Turning Off The Jennicam

Before there was reality television, there was a young college student with big dreams, Internet savvy and a video camera.

The combination became a pivotal moment in digital culture. But on Wednesday night, after seven years in cyberspace, Jennicam (search) is logging off.

In 1996, Jennifer Ringley (search) focused her camera lens on herself in her Harrisburg, Pa., dorm room as part of a class project. She never turned it off.

Ringley then moved the cameras to her Washington, D.C., apartment after college, letting legions of fans get a kick out of watching her day-to-day life — doing everything from cooking and studying to sleeping and having sex.

The economics major became the first ever "micro-celebrity," and as her Web site's traffic grew, she began charging visitors in order to pay for bandwidth.

These days, Ringley, who works at a nonprofit agency in San Francisco, ignores interview requests. There are reports that her nude, adult material ran afoul of her Internet payment-processing company's policies. But observers still tout Jennicam's influence on pop culture.

"She became a topic of discussion — you knew about Jennicam, our parents knew about Jennicam, the person you work with might know about Jennicam," said Rachel Leibrock of the Sacramento Bee. "And that's a really strong influence to have on American culture.

"Our culture became attuned to wanting to see people in this so-called real and unscripted way... before we tuned into "Big Brother" and "Survivor"... she really made us more comfortable watching people like that on the screen."

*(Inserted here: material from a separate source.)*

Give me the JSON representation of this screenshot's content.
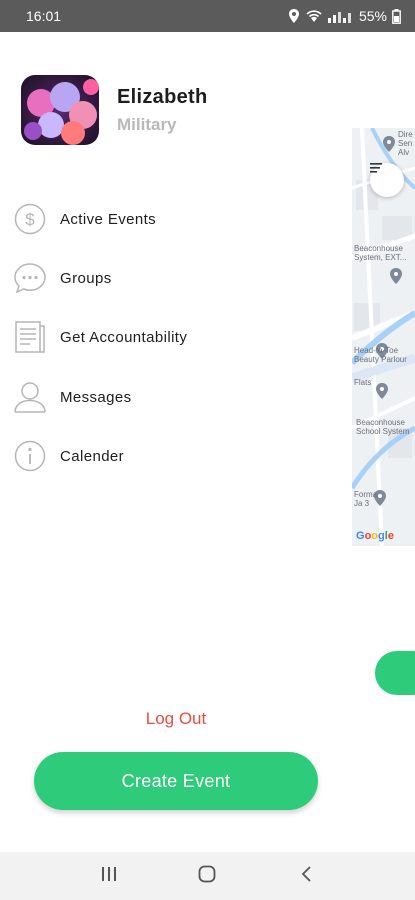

Added Lee Mandel (search), CEO of Internet dating service MatchedUp.com: "I was very skeptical about going online and finding a date online. Then I saw her Web site and I saw people are willing to display themselves publicly online. Why not use the Internet to find a date? And then I said, 'Let's start MatchedUp.com.'"

For many, Jennicam was a fresh alternative to packaged entertainment seen on television — a life unscripted and unpredictable. But before long, as the world now knows, Americans wanted to see people in this unfiltered way even more. Within a few years, reality TV shows would win huge ratings.